In an online course I signed up for on “Clearing” both practical and psychological clutter, the author instructed that “this is more about practicing how-to ‘not do’ in order to allow the emotional stuckness and resisting patterns (that are encoded in the clutter) to soften, and bubble up, and release.” She goes on to discuss how the reactive part of the brain needs to disengage for lasting change to occur, and to empathize with the slow/repetitive nature of the small shifts/work she encourages daily.
How coincidental this invitation should coincide with my AT practice and intent to work with others in this manner!
In work with my students this month I have noticed two important shifts. First, I am taking more time to sense how they are in their bodies and inviting them to do the same vs. offering suggestions without their contextual awareness. I am both quite sensitive but also analytical and directive, and most of my lessons are less than 30 minutes long. Taking time for AT in addition to clarinet study is challenging, but sometimes it really is the priority. Slowing down to notice and feel with students nets good results where their incorporation of new ideas and organization is concerned, and takes less time than I think it might. Words like “allow”, “consider”, “explore”, and “let” are becoming more commonplace in my communication with them. I’m encouraging small shifts to be revisited during the lesson, and for the student to follow through in home practice or other situations using FM Alexander’s directions.
I am grateful for the invitation of Shawn Copeland to work with him at our first meeting – Deb Chodacki and I were just talking this week about his intuitiveness and patience in AT work and in general.

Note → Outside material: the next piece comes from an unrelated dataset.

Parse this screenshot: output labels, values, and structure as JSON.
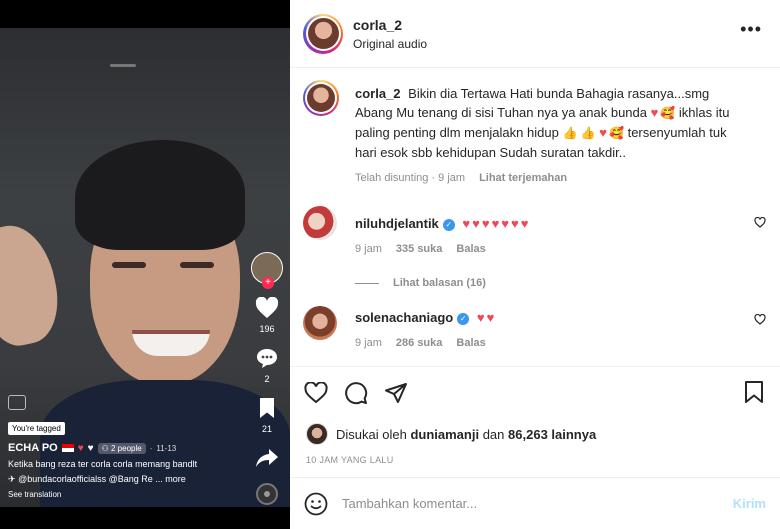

It is nice to be reminded there is time for this work going forward and a slow drip approach is ok: I look forward to exploring additional training options after getting one son off to college in the fall!